## Source data
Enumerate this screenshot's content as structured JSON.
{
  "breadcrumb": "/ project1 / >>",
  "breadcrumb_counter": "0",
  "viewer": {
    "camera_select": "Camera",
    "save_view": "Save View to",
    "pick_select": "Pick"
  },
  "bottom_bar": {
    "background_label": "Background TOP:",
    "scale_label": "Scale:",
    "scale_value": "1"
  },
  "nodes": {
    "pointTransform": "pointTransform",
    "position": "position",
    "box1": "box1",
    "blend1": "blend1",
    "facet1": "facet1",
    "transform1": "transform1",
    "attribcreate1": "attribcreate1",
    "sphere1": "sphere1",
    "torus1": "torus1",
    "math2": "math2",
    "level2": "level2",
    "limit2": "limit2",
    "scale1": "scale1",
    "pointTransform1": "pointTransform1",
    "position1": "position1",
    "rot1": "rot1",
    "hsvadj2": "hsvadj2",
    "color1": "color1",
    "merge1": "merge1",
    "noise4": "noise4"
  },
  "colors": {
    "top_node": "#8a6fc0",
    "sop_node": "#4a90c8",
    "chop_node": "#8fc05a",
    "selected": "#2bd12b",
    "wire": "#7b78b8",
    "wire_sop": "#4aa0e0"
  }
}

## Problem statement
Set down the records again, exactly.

## Completed task
Enumerate this screenshot's content as structured JSON.
{
  "breadcrumb": "/ project1 / >>",
  "breadcrumb_counter": "0",
  "viewer": {
    "camera_select": "Camera",
    "save_view": "Save View to",
    "pick_select": "Pick"
  },
  "bottom_bar": {
    "background_label": "Background TOP:",
    "scale_label": "Scale:",
    "scale_value": "1"
  },
  "nodes": {
    "pointTransform": "pointTransform",
    "position": "position",
    "box1": "box1",
    "blend1": "blend1",
    "facet1": "facet1",
    "transform1": "transform1",
    "attribcreate1": "attribcreate1",
    "sphere1": "sphere1",
    "torus1": "torus1",
    "math2": "math2",
    "level2": "level2",
    "limit2": "limit2",
    "scale1": "scale1",
    "pointTransform1": "pointTransform1",
    "position1": "position1",
    "rot1": "rot1",
    "hsvadj2": "hsvadj2",
    "color1": "color1",
    "merge1": "merge1",
    "noise4": "noise4"
  },
  "colors": {
    "top_node": "#8a6fc0",
    "sop_node": "#4a90c8",
    "chop_node": "#8fc05a",
    "selected": "#2bd12b",
    "wire": "#7b78b8",
    "wire_sop": "#4aa0e0"
  }
}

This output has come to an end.